Toronto: BlackBerry maker Research In Motion (RIM) as said it would allow Indian security agencies only to do legal monitoring of data of its subscribers, although India has asked the smartphone vendor to provide access to e-mail and messenger data or face ban.
“The only time it allows carriers to access the data sent via BlackBerry devices is in the case of national security situations, and even then, only as governed by the country’s judicial oversight and rules of law,” the Canada-based Research In Motion said in a statement on Thursday.
India has threatened to shut down BlackBerry e-mail and instant messaging services by 31 August, unless RIM granted security agencies the technology to decrypt BlackBerry communications, citing national security concerns.
Although some experts have opined that RIM’s decision to only allow access to its data when ordered to do so by a judge might be problematic in certain countries where the judiciary is less than impartial, the company said that it maintains a “consistent global standard for lawful access requirements that does not include special deals for specific countries”.
“Although RIM cannot disclose confidential regulatory discussions that take place with any government, RIM assures its customers that it genuinely tries to be as cooperative as possible with governments in the spirit of supporting legal and national security requirements, while also preserving the lawful needs of citizens and corporations,” RIM said.
Any technical capabilities that RIM would give to a carrier that would allow for the legal monitoring of BlackBerry messages would have to be “technology and vendor neutral,” the company said, an indication that RIM is not willing to allow foreign governments to access data sent using BlackBerrys that security agencies in those countries wouldn’t already be able to monitor if it were sent from smartphones made by competing manufacturers.

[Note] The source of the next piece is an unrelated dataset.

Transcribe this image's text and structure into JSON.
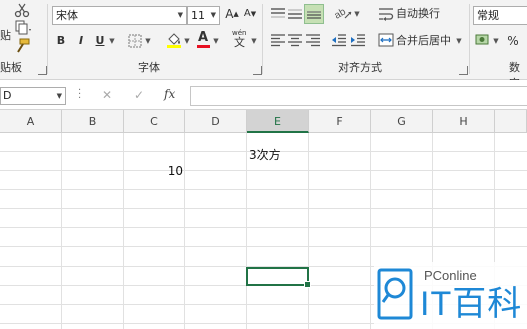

India’s ultimatum was issued hours after senior officials from government, intelligence and state-run telecom operators met to discuss how to gain access to BlackBerry content.
“If a technical solution is not provided by 31 August 2010, the government will review the position and take steps to block these two services from the network,” a government spokesperson had said.
India wants access in a readable format to encrypted BlackBerry communication, on grounds it could be used by militants.
There are an estimated one million BlackBerry subscribers in the country.